◆ **Exercise prompt**:
Here are some records; copy every line that holds the word "calendar".

◆ **Extracted information**:
========================================================================

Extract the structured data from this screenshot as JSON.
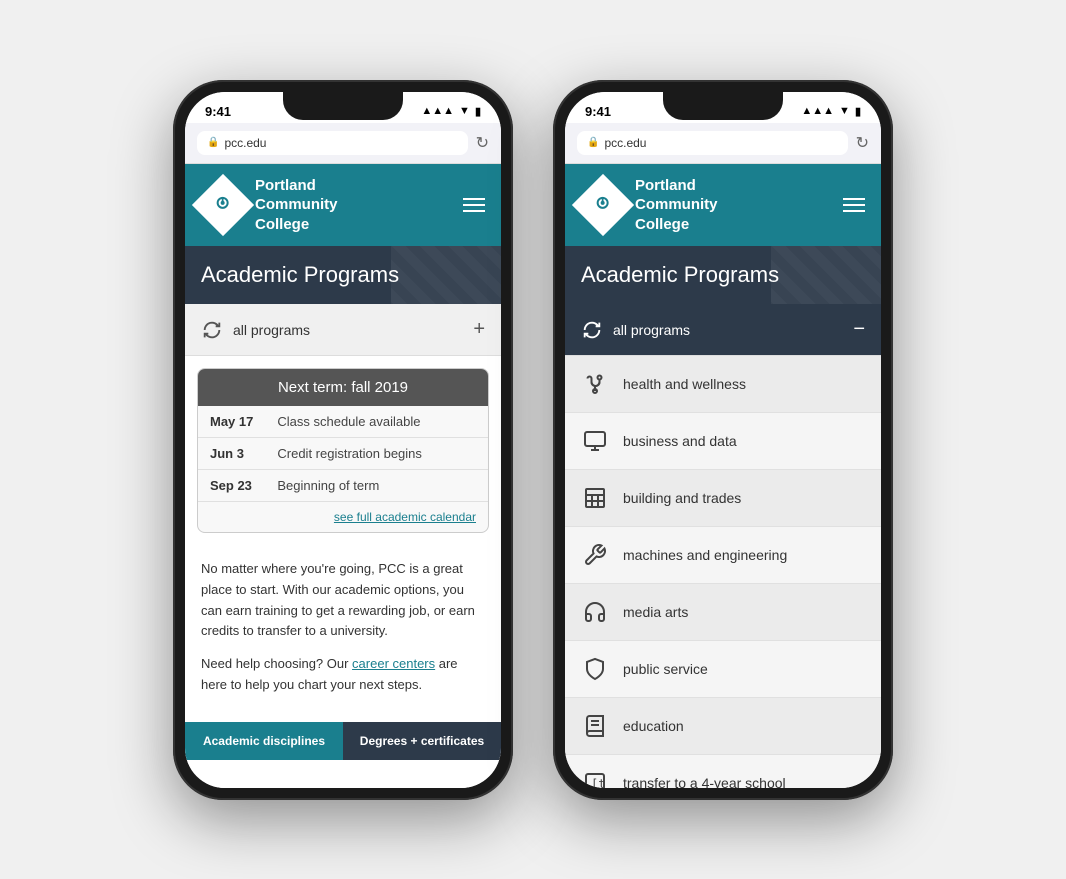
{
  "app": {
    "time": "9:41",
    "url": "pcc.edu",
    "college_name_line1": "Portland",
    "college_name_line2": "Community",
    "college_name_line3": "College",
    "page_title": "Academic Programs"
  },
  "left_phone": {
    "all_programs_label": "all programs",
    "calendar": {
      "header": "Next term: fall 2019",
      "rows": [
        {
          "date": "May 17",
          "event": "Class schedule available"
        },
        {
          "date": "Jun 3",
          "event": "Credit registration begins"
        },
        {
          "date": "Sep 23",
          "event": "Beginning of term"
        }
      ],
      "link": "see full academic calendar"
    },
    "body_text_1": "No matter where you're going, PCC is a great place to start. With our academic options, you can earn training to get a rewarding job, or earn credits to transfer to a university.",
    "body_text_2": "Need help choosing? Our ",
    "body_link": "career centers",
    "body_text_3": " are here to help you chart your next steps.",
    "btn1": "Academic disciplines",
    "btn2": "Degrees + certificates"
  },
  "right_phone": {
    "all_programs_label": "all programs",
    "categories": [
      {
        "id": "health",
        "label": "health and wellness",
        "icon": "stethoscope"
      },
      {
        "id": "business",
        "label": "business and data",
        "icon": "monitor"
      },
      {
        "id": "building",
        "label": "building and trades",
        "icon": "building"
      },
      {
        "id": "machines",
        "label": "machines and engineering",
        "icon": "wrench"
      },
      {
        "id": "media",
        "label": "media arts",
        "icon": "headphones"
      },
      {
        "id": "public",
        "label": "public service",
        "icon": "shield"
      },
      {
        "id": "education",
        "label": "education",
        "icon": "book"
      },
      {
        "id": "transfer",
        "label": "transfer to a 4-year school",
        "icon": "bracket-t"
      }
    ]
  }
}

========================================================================

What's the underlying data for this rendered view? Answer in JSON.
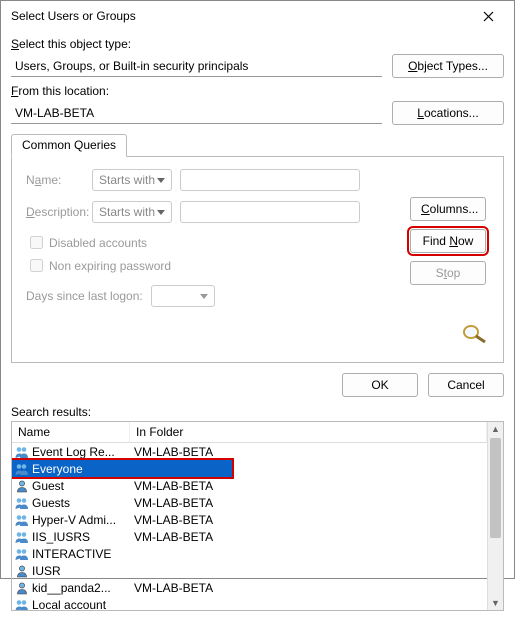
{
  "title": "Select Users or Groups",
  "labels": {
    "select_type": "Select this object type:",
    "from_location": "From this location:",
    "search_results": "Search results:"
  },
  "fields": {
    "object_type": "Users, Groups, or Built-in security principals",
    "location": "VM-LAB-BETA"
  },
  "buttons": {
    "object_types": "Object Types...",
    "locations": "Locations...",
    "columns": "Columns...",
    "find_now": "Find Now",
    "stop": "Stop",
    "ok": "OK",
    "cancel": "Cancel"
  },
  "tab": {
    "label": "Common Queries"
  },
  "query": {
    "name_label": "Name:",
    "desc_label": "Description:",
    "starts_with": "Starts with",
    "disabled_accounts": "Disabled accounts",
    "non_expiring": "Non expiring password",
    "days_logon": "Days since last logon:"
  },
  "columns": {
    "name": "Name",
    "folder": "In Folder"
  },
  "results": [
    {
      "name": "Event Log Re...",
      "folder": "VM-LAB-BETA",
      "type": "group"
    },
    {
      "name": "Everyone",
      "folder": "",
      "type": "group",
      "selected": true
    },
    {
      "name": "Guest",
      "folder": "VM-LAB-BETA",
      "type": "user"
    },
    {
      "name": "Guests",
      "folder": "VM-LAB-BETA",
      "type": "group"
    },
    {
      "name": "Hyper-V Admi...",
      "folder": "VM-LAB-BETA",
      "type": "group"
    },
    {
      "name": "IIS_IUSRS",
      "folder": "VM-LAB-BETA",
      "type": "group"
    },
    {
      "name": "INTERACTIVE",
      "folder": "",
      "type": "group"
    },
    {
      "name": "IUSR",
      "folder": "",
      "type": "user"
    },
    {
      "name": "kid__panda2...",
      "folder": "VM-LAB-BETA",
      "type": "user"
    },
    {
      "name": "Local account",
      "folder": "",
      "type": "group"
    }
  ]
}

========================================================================

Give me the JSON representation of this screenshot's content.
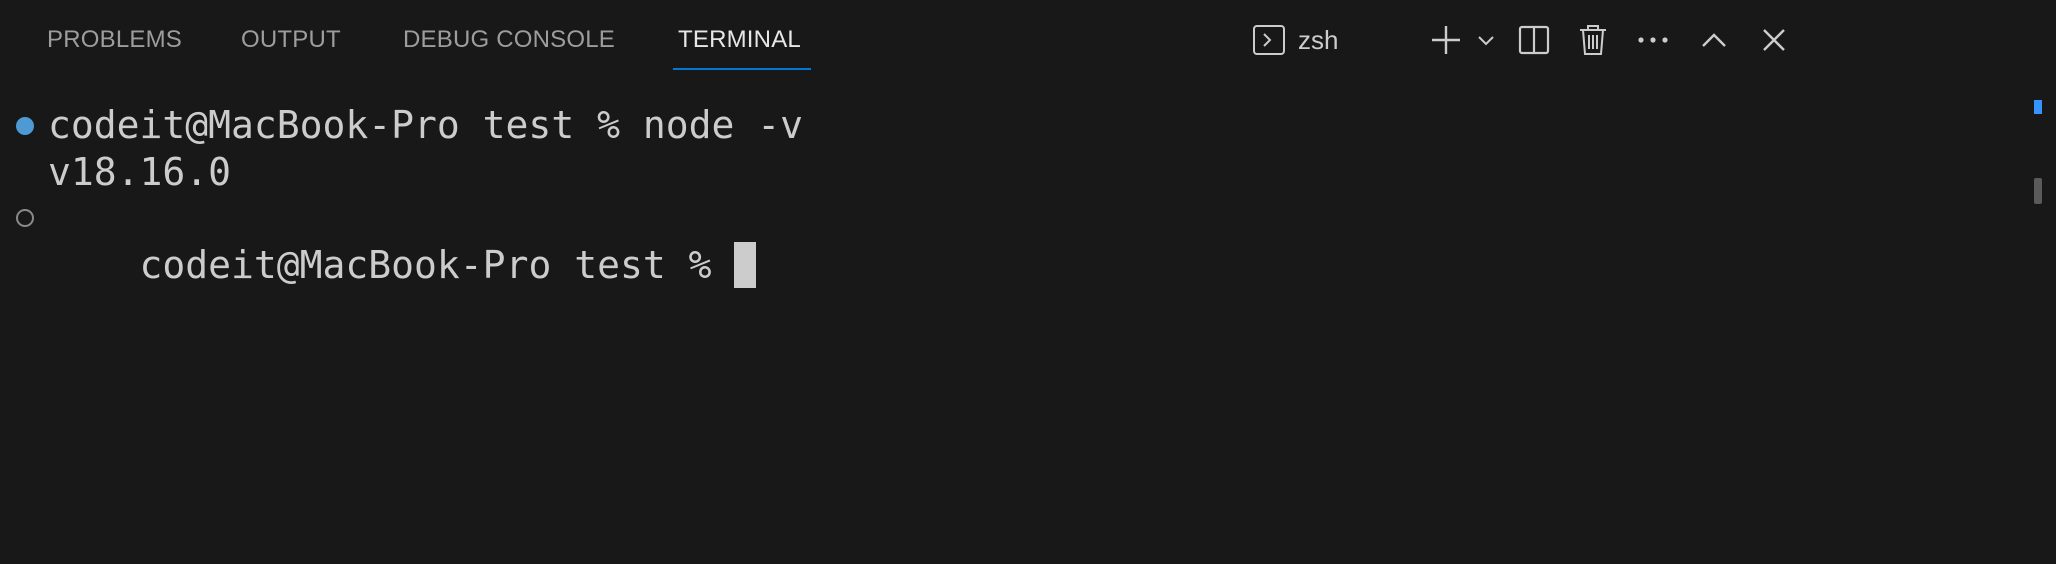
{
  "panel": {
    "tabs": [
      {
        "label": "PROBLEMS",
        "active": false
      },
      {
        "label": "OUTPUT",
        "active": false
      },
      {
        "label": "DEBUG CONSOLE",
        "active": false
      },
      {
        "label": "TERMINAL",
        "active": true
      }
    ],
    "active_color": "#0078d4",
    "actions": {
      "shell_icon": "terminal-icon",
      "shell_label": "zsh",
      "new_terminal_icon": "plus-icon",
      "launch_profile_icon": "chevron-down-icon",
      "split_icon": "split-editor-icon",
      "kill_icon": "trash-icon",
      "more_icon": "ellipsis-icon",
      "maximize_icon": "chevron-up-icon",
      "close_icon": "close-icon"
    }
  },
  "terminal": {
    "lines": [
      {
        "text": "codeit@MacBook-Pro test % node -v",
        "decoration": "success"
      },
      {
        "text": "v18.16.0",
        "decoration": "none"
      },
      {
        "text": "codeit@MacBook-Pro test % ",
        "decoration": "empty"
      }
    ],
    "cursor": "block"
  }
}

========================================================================

◆ **Response to this task**:
    "calendar": {
      "link": "see full academic calendar"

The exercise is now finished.